Chapman was quick to thank everyone involved, and said staff will be busy preparing to welcome majors into the program by creating three new lower division courses and seven upper division courses, developing a plan curriculum and expanding the faculty members who will be affiliated with the program. Courses offered range from racism and global imperialism to legacies of research on disenfranchised communities.
The 52-unit program also provides for the establishment of specific service-learning courses, as well as a comprehensive course and academic work or research internships. The core African American Studies faculty members who served on the program committee included Chapman, Zeinabu Davis of Communication, Makeba Jones of Education Studies, Hanna Garth of Anthropology, and Jessica Graham of the story.
Develop efforts on campus
Graham is also the director of the Black Studies Project in the Division of Social Sciences, which in October 2020 received a commitment of $ 2.5 million from the university to strengthen and expand its reach. She explained how similar study programs emerged in the late 1960s related to the Civil Rights and Black Power movements.
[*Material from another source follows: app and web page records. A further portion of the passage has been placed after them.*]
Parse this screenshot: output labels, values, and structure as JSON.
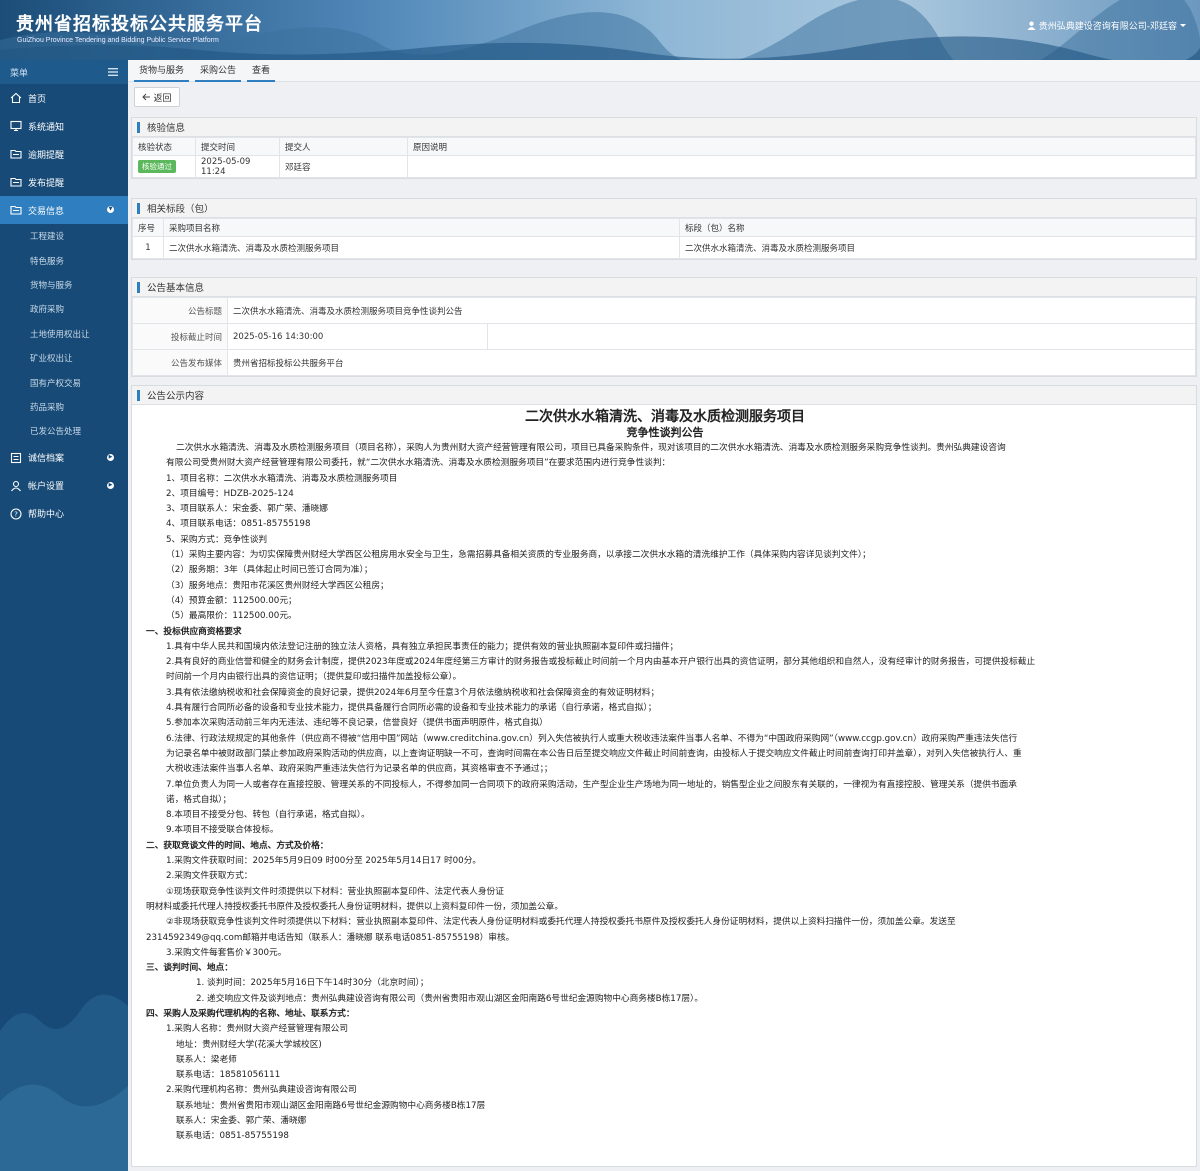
{
  "header": {
    "title": "贵州省招标投标公共服务平台",
    "subtitle": "GuiZhou Province Tendering and Bidding Public Service Platform",
    "user": "贵州弘典建设咨询有限公司-邓廷容"
  },
  "sidebar": {
    "menu_label": "菜单",
    "items": [
      {
        "label": "首页"
      },
      {
        "label": "系统通知"
      },
      {
        "label": "逾期提醒"
      },
      {
        "label": "发布提醒"
      },
      {
        "label": "交易信息"
      }
    ],
    "subitems": [
      "工程建设",
      "特色服务",
      "货物与服务",
      "政府采购",
      "土地使用权出让",
      "矿业权出让",
      "国有产权交易",
      "药品采购",
      "已发公告处理"
    ],
    "bottom": [
      {
        "label": "诚信档案"
      },
      {
        "label": "帐户设置"
      },
      {
        "label": "帮助中心"
      }
    ]
  },
  "breadcrumb": [
    "货物与服务",
    "采购公告",
    "查看"
  ],
  "back_label": "返回",
  "verify": {
    "title": "核验信息",
    "headers": [
      "核验状态",
      "提交时间",
      "提交人",
      "原因说明"
    ],
    "status": "核验通过",
    "time": "2025-05-09 11:24",
    "person": "邓廷容",
    "reason": ""
  },
  "sections": {
    "title": "相关标段（包）",
    "headers": [
      "序号",
      "采购项目名称",
      "标段（包）名称"
    ],
    "row": {
      "no": "1",
      "project": "二次供水水箱清洗、消毒及水质检测服务项目",
      "section": "二次供水水箱清洗、消毒及水质检测服务项目"
    }
  },
  "basic": {
    "title": "公告基本信息",
    "k1": "公告标题",
    "v1": "二次供水水箱清洗、消毒及水质检测服务项目竞争性谈判公告",
    "k2": "投标截止时间",
    "v2": "2025-05-16 14:30:00",
    "k3": "公告发布媒体",
    "v3": "贵州省招标投标公共服务平台"
  },
  "content": {
    "title": "公告公示内容",
    "h1": "二次供水水箱清洗、消毒及水质检测服务项目",
    "h2": "竞争性谈判公告",
    "lines": [
      "二次供水水箱清洗、消毒及水质检测服务项目（项目名称），采购人为贵州财大资产经营管理有限公司，项目已具备采购条件，现对该项目的二次供水水箱清洗、消毒及水质检测服务采购竞争性谈判。贵州弘典建设咨询",
      "有限公司受贵州财大资产经营管理有限公司委托，就“二次供水水箱清洗、消毒及水质检测服务项目”在要求范围内进行竞争性谈判：",
      "1、项目名称：二次供水水箱清洗、消毒及水质检测服务项目",
      "2、项目编号：HDZB-2025-124",
      "3、项目联系人：宋金委、郭广荣、潘晓娜",
      "4、项目联系电话：0851-85755198",
      "5、采购方式：竞争性谈判",
      "（1）采购主要内容：为切实保障贵州财经大学西区公租房用水安全与卫生，急需招募具备相关资质的专业服务商，以承接二次供水水箱的清洗维护工作（具体采购内容详见谈判文件）；",
      "（2）服务期：3年（具体起止时间已签订合同为准）；",
      "（3）服务地点：贵阳市花溪区贵州财经大学西区公租房；",
      "（4）预算金额：112500.00元；",
      "（5）最高限价：112500.00元。",
      "一、投标供应商资格要求",
      "1.具有中华人民共和国境内依法登记注册的独立法人资格，具有独立承担民事责任的能力；提供有效的营业执照副本复印件或扫描件；",
      "2.具有良好的商业信誉和健全的财务会计制度，提供2023年度或2024年度经第三方审计的财务报告或投标截止时间前一个月内由基本开户银行出具的资信证明，部分其他组织和自然人，没有经审计的财务报告，可提供投标截止",
      "时间前一个月内由银行出具的资信证明；（提供复印或扫描件加盖投标公章）。",
      "3.具有依法缴纳税收和社会保障资金的良好记录，提供2024年6月至今任意3个月依法缴纳税收和社会保障资金的有效证明材料；",
      "4.具有履行合同所必备的设备和专业技术能力，提供具备履行合同所必需的设备和专业技术能力的承诺（自行承诺，格式自拟）；",
      "5.参加本次采购活动前三年内无违法、违纪等不良记录，信誉良好（提供书面声明原件，格式自拟）",
      "6.法律、行政法规规定的其他条件（供应商不得被“信用中国”网站（www.creditchina.gov.cn）列入失信被执行人或重大税收违法案件当事人名单、不得为“中国政府采购网”（www.ccgp.gov.cn）政府采购严重违法失信行",
      "为记录名单中被财政部门禁止参加政府采购活动的供应商，以上查询证明缺一不可，查询时间需在本公告日后至提交响应文件截止时间前查询，由投标人于提交响应文件截止时间前查询打印并盖章），对列入失信被执行人、重",
      "大税收违法案件当事人名单、政府采购严重违法失信行为记录名单的供应商，其资格审查不予通过；；",
      "7.单位负责人为同一人或者存在直接控股、管理关系的不同投标人，不得参加同一合同项下的政府采购活动，生产型企业生产场地为同一地址的，销售型企业之间股东有关联的，一律视为有直接控股、管理关系（提供书面承",
      "诺，格式自拟）；",
      "8.本项目不接受分包、转包（自行承诺，格式自拟）。",
      "9.本项目不接受联合体投标。",
      "二、获取竞谈文件的时间、地点、方式及价格：",
      "1.采购文件获取时间：2025年5月9日09 时00分至 2025年5月14日17 时00分。",
      "2.采购文件获取方式：",
      "①现场获取竞争性谈判文件时须提供以下材料：营业执照副本复印件、法定代表人身份证",
      "明材料或委托代理人持授权委托书原件及授权委托人身份证明材料，提供以上资料复印件一份，须加盖公章。",
      "②非现场获取竞争性谈判文件时须提供以下材料：营业执照副本复印件、法定代表人身份证明材料或委托代理人持授权委托书原件及授权委托人身份证明材料，提供以上资料扫描件一份，须加盖公章。发送至",
      "2314592349@qq.com邮箱并电话告知（联系人：潘晓娜  联系电话0851-85755198）审核。",
      "3.采购文件每套售价￥300元。",
      "三、谈判时间、地点：",
      "1. 谈判时间：2025年5月16日下午14时30分（北京时间）；",
      "2. 递交响应文件及谈判地点：贵州弘典建设咨询有限公司（贵州省贵阳市观山湖区金阳南路6号世纪金源购物中心商务楼B栋17层）。",
      "四、采购人及采购代理机构的名称、地址、联系方式：",
      "1.采购人名称：贵州财大资产经营管理有限公司",
      "地址：贵州财经大学(花溪大学城校区)",
      "联系人：梁老师",
      "联系电话：18581056111",
      "2.采购代理机构名称：贵州弘典建设咨询有限公司",
      "联系地址：贵州省贵阳市观山湖区金阳南路6号世纪金源购物中心商务楼B栋17层",
      "联系人：宋金委、郭广荣、潘晓娜",
      "联系电话：0851-85755198"
    ]
  },
  "colors": {
    "sidebar": "#174a76",
    "accent": "#2f7fc0",
    "badge": "#5cb85c"
  }
}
The resurgence of Black Lives Matter, she said, has even more people ready to understand anti-Black and systemic racism through higher education.
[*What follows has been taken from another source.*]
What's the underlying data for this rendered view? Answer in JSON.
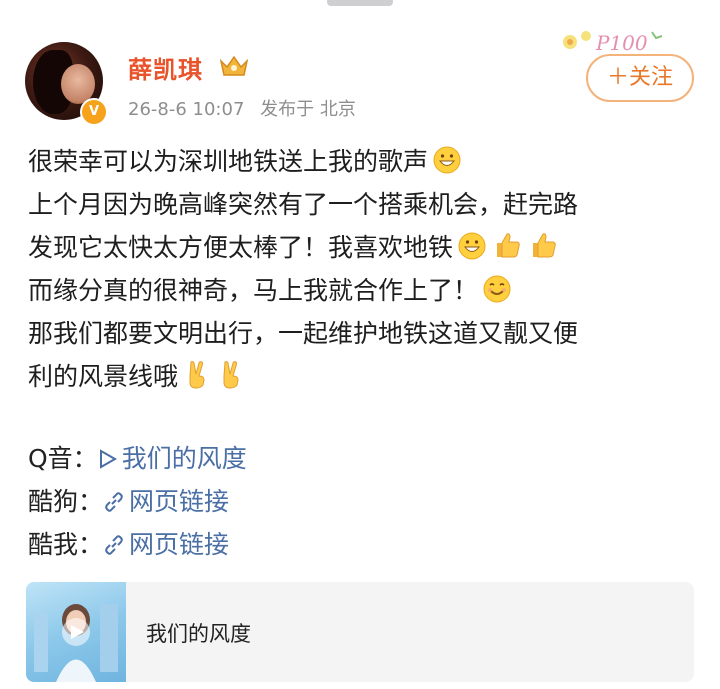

“The best academics in the field will be drawn to our campus, our students will not only be able to study and research innovative topics, but they will also have access to a larger and more diverse pool of mentors and advisors,” she said. said about the impact of the new degree. Students will work with faculty researchers affiliated with the Black Studies Project for the internship and service learning components.
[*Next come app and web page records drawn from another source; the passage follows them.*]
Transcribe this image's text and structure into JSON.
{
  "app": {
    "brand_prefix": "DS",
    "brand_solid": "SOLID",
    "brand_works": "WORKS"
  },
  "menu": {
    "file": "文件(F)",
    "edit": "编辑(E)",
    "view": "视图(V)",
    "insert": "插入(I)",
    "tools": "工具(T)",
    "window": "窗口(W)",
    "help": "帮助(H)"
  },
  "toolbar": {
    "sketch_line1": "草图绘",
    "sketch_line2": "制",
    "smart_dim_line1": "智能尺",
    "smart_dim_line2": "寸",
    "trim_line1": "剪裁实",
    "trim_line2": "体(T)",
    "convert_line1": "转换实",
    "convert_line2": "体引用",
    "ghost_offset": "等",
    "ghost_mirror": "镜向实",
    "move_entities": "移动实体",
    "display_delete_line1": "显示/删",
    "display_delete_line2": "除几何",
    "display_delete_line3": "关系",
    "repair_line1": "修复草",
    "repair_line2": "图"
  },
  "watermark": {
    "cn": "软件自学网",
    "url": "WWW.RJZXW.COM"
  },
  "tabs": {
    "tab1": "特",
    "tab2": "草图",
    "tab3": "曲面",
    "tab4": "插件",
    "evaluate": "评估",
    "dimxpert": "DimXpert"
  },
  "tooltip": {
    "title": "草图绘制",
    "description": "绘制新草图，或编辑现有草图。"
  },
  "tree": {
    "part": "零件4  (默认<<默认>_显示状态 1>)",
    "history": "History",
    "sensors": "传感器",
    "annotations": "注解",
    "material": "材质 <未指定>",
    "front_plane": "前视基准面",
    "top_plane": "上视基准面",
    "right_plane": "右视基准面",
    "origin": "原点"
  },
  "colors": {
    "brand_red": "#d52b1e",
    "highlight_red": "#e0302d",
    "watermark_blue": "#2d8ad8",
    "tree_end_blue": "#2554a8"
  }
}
“I hope the major will help our campus recognize the relevance and importance of this research to our collective academic mission, even in STEM fields, and strengthen the sense of community and belonging among researchers.” in black studies and black students, faculty and staff, âGraham said.
The establishment of the major and the financial commitment to the Black Studies Project are two steps in the campus’s broader efforts to promote diversity and social justice in academic offerings, and help advance the Black Academic initiative. Excellence of the university. In addition, the Office of the President of the University of California has awarded the university two Advancing Faculty Diversity Grants totaling $ 700,000, which will in part lead to the hiring of 13 new professors who will focus their research on racial disparities. and ethics in STEM.
The Faculty Diversity Grants, Black Studies Project and Black Academic Excellence Initiative funding are coordinated efforts led by the Office of Equity, Diversity and Inclusion and Vice-Chancellor Becky Petitt , and Chapman said they were essential in establishing the new major.
âCurrently, the African American Studies program doesn’t have a lot of STEM-related courses, and hiring professors in these areas will give science students the chance to see each other. Many students come to UC San Diego for STEM training, but we don’t have a concrete way to talk to them as African American and Black students in their field. Now we are doing it, âChapman said.
The Office of Equity, Diversity and Inclusion also oversees the seven campus resource centers. research that will potentially be produced.
âIda B. Wells said ‘The way to right wrong is to turn on the light of truth on them,’â said Curry. âOur campus has always sought to create solutions to world problems – and wrongs – through scholarship and research. As we aim to combat anti-black racism and all other related forms of oppression as a campus, this major becomes an essential tool for our success in this work. “